Changing the covers is fairly straightforward, although you do need a nail or plectrum to prise the lens ring away from the body. Once this is done the plastic covering slips off and the faceplate of your choice may be positioned against the camera's body, before the cover and ring are fixed back on.
Pentax has long been a champion of clarity when it comes to labeling its functions and controls, and the RS1500 continues the tradition. Everything on the back is marked with large and clear text, while all options within the menu system are equally well-labelled and segregated into either recording or settings sub-menus.
The camera takes a second or so to power up and down although it responds well to the touch, with small arrows dotted throughout the menu system to guide the user. Focusing speed is average, not particularly slow but noticeably behind other cameras of this type. For most static subjects this shouldn't prove to be too great an issue, although against low-contrast details and in poorer light this tardiness can be a touch frustrating.

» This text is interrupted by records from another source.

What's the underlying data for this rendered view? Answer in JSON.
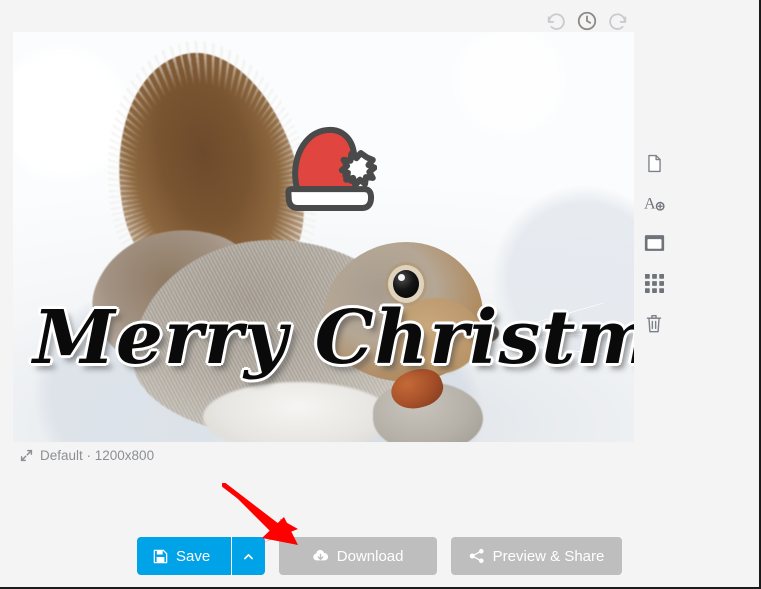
{
  "app": {
    "background_color": "#f4f4f5",
    "accent_color": "#00a2e8",
    "muted_button_color": "#bebebe",
    "annotation_color": "#ff0000"
  },
  "top_toolbar": {
    "items": [
      {
        "name": "undo",
        "icon": "undo-icon",
        "label": "Undo",
        "state": "enabled"
      },
      {
        "name": "history",
        "icon": "history-clock-icon",
        "label": "History",
        "state": "active"
      },
      {
        "name": "redo",
        "icon": "redo-icon",
        "label": "Redo",
        "state": "enabled"
      }
    ]
  },
  "canvas": {
    "image_alt": "Gray squirrel eating a nut in the snow",
    "stickers": [
      {
        "name": "santa-hat",
        "label": "Santa Hat",
        "fill": "#e0453f",
        "brim": "#ffffff",
        "outline": "#4a4a4a"
      }
    ],
    "text_layers": [
      {
        "name": "greeting",
        "text": "Merry Christmas",
        "color": "#0a0a0a",
        "outline_color": "#ffffff"
      }
    ],
    "meta": {
      "icon": "resize-arrows-icon",
      "preset": "Default",
      "separator": "·",
      "dimensions": "1200x800",
      "full_label": "Default · 1200x800"
    }
  },
  "tool_rail": {
    "items": [
      {
        "name": "page",
        "icon": "document-icon",
        "label": "Canvas"
      },
      {
        "name": "add-text",
        "icon": "add-text-icon",
        "label": "Add Text"
      },
      {
        "name": "frame",
        "icon": "frame-icon",
        "label": "Frame"
      },
      {
        "name": "stickers",
        "icon": "grid-icon",
        "label": "Stickers"
      },
      {
        "name": "delete",
        "icon": "trash-icon",
        "label": "Delete"
      }
    ]
  },
  "action_bar": {
    "save": {
      "label": "Save",
      "icon": "floppy-disk-icon",
      "color": "#00a2e8"
    },
    "save_caret": {
      "icon": "chevron-up-icon",
      "label": "More save options"
    },
    "download": {
      "label": "Download",
      "icon": "cloud-download-icon",
      "color": "#bebebe"
    },
    "share": {
      "label": "Preview & Share",
      "icon": "share-nodes-icon",
      "color": "#bebebe"
    }
  },
  "annotation": {
    "arrow": {
      "name": "red-arrow",
      "points_to": "save-button",
      "color": "#ff0000"
    }
  }
}
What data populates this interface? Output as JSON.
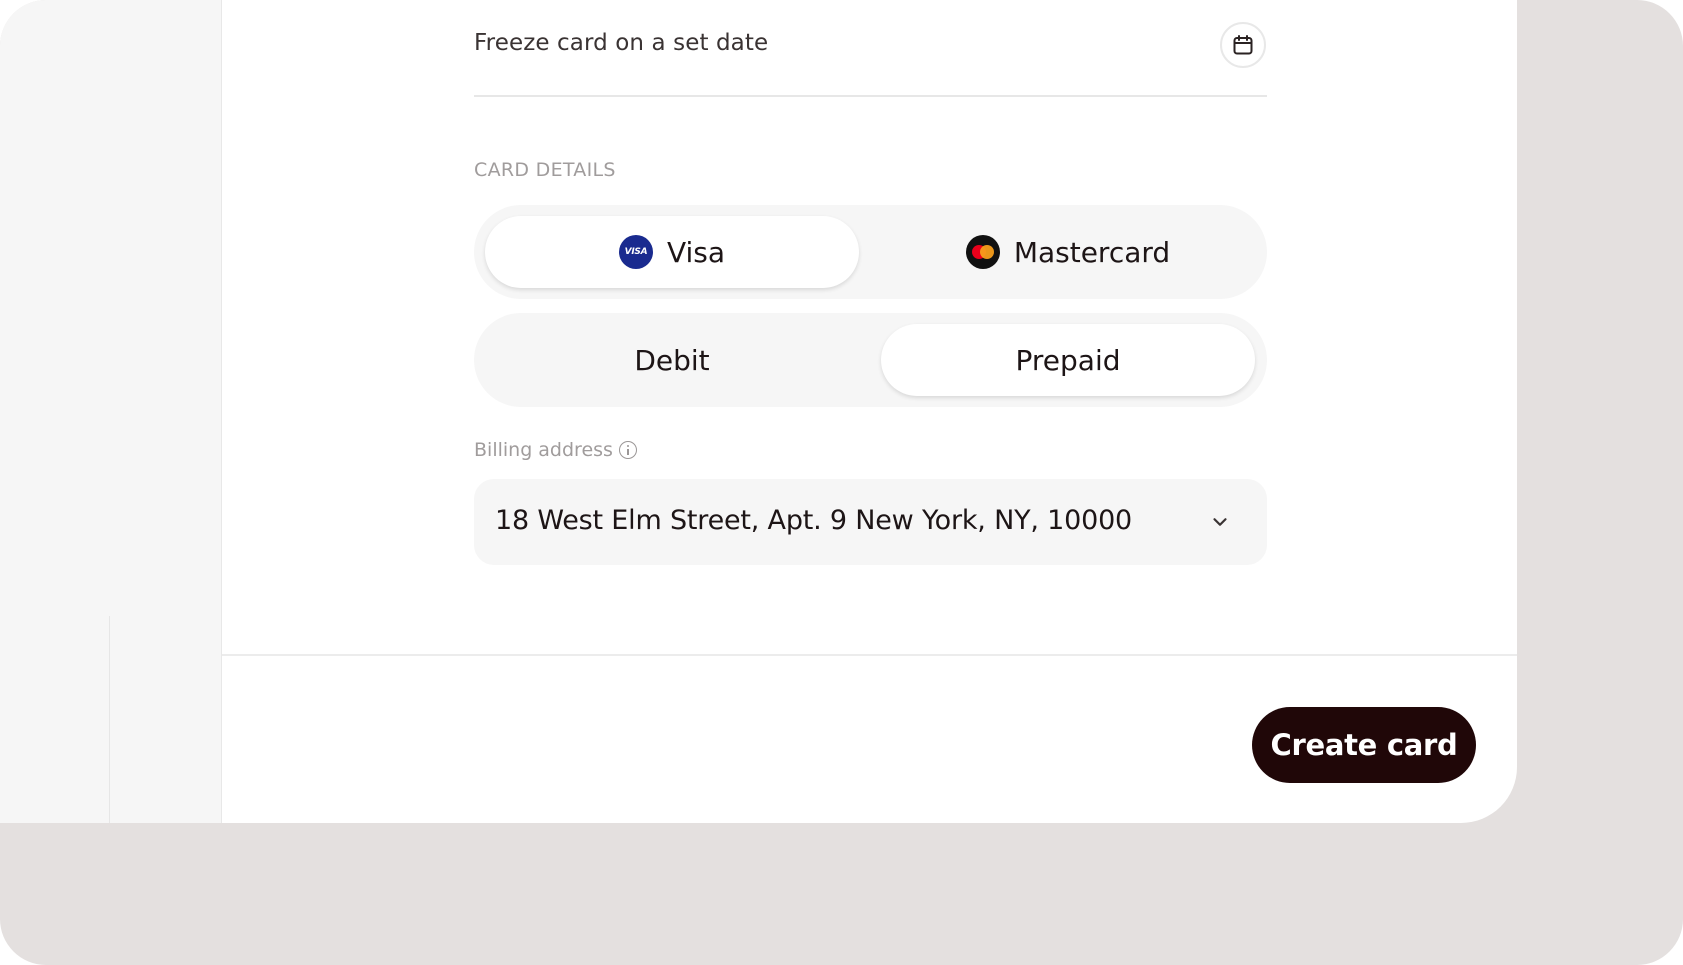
{
  "freeze": {
    "label": "Freeze card on a set date",
    "icon": "calendar-icon"
  },
  "card_details": {
    "section_label": "CARD DETAILS",
    "brands": [
      {
        "label": "Visa",
        "logo_text": "VISA",
        "selected": true
      },
      {
        "label": "Mastercard",
        "selected": false
      }
    ],
    "types": [
      {
        "label": "Debit",
        "selected": false
      },
      {
        "label": "Prepaid",
        "selected": true
      }
    ]
  },
  "billing": {
    "label": "Billing address",
    "value": "18 West Elm Street, Apt. 9 New York, NY, 10000"
  },
  "footer": {
    "create_label": "Create card"
  },
  "colors": {
    "primary_button": "#200708",
    "visa_blue": "#1a2b8f",
    "mastercard_red": "#eb001b",
    "mastercard_orange": "#f79e1b",
    "backdrop": "#e4e0df"
  }
}
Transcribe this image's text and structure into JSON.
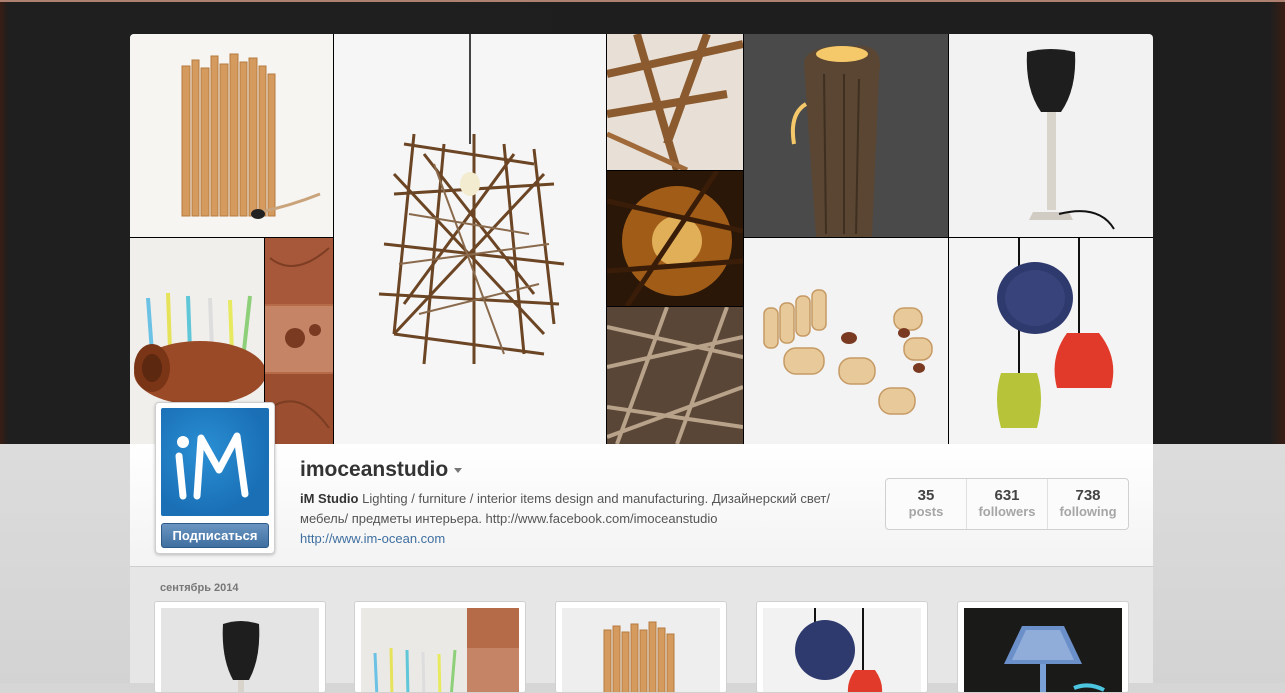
{
  "profile": {
    "username": "imoceanstudio",
    "subscribe_label": "Подписаться",
    "bio_name": "iM Studio",
    "bio_text": " Lighting / furniture / interior items design and manufacturing. Дизайнерский свет/ мебель/ предметы интерьера. http://www.facebook.com/imoceanstudio",
    "bio_link": "http://www.im-ocean.com",
    "avatar_text": "iM"
  },
  "stats": [
    {
      "count": "35",
      "label": "posts"
    },
    {
      "count": "631",
      "label": "followers"
    },
    {
      "count": "738",
      "label": "following"
    }
  ],
  "feed": {
    "month_label": "сентябрь 2014"
  },
  "colors": {
    "accent": "#3f6fa0",
    "avatar_blue": "#1a6fb5",
    "header_dark": "#1e1e1e"
  },
  "icons": {
    "dropdown": "caret-down-icon"
  }
}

The biggest disappointment with regards to the camera's performance is its LCD screen, whose narrow viewing angle impedes visibility whenever the camera is tilted. Its default brightness level is perfectly good in subdued light, although it fares less well in brighter conditions and whenever the scene contains larger bright areas such as skies. Thankfully, the screen's brightness may be adjusted over seven levels.